**Stored entries**
....

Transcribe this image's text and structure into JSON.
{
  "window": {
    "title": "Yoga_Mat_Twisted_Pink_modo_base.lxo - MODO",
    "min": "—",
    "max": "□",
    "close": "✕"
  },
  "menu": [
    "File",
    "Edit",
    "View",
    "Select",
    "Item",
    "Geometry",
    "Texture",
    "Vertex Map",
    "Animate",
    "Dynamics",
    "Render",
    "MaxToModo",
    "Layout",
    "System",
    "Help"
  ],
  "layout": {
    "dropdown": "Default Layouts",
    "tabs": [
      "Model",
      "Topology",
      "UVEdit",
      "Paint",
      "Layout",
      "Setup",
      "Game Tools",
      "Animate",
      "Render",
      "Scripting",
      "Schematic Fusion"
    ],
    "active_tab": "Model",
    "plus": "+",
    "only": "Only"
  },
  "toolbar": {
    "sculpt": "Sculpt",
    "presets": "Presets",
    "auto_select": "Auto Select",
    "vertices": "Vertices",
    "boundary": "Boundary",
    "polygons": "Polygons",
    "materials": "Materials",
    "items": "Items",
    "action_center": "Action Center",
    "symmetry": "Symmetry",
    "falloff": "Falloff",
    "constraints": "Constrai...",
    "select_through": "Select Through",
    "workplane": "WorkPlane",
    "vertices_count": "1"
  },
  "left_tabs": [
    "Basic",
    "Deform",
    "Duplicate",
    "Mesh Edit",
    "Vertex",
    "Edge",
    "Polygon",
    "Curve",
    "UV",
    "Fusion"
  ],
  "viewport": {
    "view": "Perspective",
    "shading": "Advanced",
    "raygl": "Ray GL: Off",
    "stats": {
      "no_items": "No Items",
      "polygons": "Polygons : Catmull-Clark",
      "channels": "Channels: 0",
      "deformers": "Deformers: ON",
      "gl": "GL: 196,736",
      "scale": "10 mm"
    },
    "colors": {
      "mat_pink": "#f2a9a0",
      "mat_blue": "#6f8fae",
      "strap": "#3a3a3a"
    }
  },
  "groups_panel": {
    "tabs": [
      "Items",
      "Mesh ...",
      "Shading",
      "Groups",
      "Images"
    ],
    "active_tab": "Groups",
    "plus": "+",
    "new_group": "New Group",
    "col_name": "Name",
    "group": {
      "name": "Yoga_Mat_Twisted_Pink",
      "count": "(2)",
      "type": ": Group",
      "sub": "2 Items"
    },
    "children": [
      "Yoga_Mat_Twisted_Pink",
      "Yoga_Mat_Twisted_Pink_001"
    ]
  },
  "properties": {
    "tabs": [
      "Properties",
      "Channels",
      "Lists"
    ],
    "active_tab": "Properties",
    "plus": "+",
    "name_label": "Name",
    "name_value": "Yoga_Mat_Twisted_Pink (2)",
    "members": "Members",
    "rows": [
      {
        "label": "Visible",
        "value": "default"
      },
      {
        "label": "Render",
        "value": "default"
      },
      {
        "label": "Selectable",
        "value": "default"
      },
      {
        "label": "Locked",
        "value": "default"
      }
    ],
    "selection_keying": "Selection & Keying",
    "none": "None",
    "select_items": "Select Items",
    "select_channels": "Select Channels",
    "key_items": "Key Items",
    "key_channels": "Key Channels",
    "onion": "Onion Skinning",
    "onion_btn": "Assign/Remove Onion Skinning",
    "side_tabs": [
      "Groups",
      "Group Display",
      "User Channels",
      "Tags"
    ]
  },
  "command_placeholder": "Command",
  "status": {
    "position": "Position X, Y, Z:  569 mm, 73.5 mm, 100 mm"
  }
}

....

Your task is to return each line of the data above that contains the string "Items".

    "items": "Items",
      "no_items": "No Items",
      "Items",
      "sub": "2 Items"
    "select_items": "Select Items",
    "key_items": "Key Items",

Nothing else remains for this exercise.